Segment Start: Data supplied

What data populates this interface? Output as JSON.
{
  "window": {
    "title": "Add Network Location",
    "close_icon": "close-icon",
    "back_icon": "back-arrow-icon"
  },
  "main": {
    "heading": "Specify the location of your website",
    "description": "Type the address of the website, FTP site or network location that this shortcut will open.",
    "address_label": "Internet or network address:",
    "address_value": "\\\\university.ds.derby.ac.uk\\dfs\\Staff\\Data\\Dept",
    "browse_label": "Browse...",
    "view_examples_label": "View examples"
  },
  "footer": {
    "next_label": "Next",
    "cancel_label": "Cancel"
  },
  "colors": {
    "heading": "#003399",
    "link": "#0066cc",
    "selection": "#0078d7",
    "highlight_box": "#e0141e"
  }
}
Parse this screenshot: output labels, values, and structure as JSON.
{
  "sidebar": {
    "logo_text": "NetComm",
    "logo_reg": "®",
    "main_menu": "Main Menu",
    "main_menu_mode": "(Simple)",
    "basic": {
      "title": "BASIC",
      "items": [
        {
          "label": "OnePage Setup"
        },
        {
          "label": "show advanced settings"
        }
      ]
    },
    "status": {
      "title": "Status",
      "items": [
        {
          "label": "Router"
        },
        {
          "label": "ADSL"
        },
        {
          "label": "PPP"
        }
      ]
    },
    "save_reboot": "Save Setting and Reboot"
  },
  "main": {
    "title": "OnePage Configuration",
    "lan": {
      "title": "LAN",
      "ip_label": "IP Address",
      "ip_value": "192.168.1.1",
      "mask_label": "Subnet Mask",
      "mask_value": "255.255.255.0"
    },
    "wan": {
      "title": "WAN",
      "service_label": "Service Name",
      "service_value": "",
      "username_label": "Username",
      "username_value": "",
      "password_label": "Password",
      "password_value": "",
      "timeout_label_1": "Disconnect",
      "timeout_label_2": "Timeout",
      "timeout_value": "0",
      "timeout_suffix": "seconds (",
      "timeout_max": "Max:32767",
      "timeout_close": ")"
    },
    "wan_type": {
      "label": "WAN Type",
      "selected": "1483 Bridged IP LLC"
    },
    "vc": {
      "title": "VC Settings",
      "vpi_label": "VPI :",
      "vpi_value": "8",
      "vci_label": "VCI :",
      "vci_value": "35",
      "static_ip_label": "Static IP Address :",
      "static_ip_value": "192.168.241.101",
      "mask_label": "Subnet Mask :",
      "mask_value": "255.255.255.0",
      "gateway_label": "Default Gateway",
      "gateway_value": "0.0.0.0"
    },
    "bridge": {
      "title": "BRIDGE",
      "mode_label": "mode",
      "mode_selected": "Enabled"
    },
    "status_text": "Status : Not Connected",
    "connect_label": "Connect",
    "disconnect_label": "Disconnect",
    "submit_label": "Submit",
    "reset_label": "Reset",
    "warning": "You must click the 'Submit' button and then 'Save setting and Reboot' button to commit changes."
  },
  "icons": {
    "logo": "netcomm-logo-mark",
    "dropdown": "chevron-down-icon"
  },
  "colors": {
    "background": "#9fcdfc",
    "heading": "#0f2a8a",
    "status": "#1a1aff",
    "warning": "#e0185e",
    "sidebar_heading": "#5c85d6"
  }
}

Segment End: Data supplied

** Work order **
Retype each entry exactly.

** Answer for this exercise **
What data populates this interface? Output as JSON.
{
  "window": {
    "title": "Add Network Location",
    "close_icon": "close-icon",
    "back_icon": "back-arrow-icon"
  },
  "main": {
    "heading": "Specify the location of your website",
    "description": "Type the address of the website, FTP site or network location that this shortcut will open.",
    "address_label": "Internet or network address:",
    "address_value": "\\\\university.ds.derby.ac.uk\\dfs\\Staff\\Data\\Dept",
    "browse_label": "Browse...",
    "view_examples_label": "View examples"
  },
  "footer": {
    "next_label": "Next",
    "cancel_label": "Cancel"
  },
  "colors": {
    "heading": "#003399",
    "link": "#0066cc",
    "selection": "#0078d7",
    "highlight_box": "#e0141e"
  }
}
Parse this screenshot: output labels, values, and structure as JSON.
{
  "sidebar": {
    "logo_text": "NetComm",
    "logo_reg": "®",
    "main_menu": "Main Menu",
    "main_menu_mode": "(Simple)",
    "basic": {
      "title": "BASIC",
      "items": [
        {
          "label": "OnePage Setup"
        },
        {
          "label": "show advanced settings"
        }
      ]
    },
    "status": {
      "title": "Status",
      "items": [
        {
          "label": "Router"
        },
        {
          "label": "ADSL"
        },
        {
          "label": "PPP"
        }
      ]
    },
    "save_reboot": "Save Setting and Reboot"
  },
  "main": {
    "title": "OnePage Configuration",
    "lan": {
      "title": "LAN",
      "ip_label": "IP Address",
      "ip_value": "192.168.1.1",
      "mask_label": "Subnet Mask",
      "mask_value": "255.255.255.0"
    },
    "wan": {
      "title": "WAN",
      "service_label": "Service Name",
      "service_value": "",
      "username_label": "Username",
      "username_value": "",
      "password_label": "Password",
      "password_value": "",
      "timeout_label_1": "Disconnect",
      "timeout_label_2": "Timeout",
      "timeout_value": "0",
      "timeout_suffix": "seconds (",
      "timeout_max": "Max:32767",
      "timeout_close": ")"
    },
    "wan_type": {
      "label": "WAN Type",
      "selected": "1483 Bridged IP LLC"
    },
    "vc": {
      "title": "VC Settings",
      "vpi_label": "VPI :",
      "vpi_value": "8",
      "vci_label": "VCI :",
      "vci_value": "35",
      "static_ip_label": "Static IP Address :",
      "static_ip_value": "192.168.241.101",
      "mask_label": "Subnet Mask :",
      "mask_value": "255.255.255.0",
      "gateway_label": "Default Gateway",
      "gateway_value": "0.0.0.0"
    },
    "bridge": {
      "title": "BRIDGE",
      "mode_label": "mode",
      "mode_selected": "Enabled"
    },
    "status_text": "Status : Not Connected",
    "connect_label": "Connect",
    "disconnect_label": "Disconnect",
    "submit_label": "Submit",
    "reset_label": "Reset",
    "warning": "You must click the 'Submit' button and then 'Save setting and Reboot' button to commit changes."
  },
  "icons": {
    "logo": "netcomm-logo-mark",
    "dropdown": "chevron-down-icon"
  },
  "colors": {
    "background": "#9fcdfc",
    "heading": "#0f2a8a",
    "status": "#1a1aff",
    "warning": "#e0185e",
    "sidebar_heading": "#5c85d6"
  }
}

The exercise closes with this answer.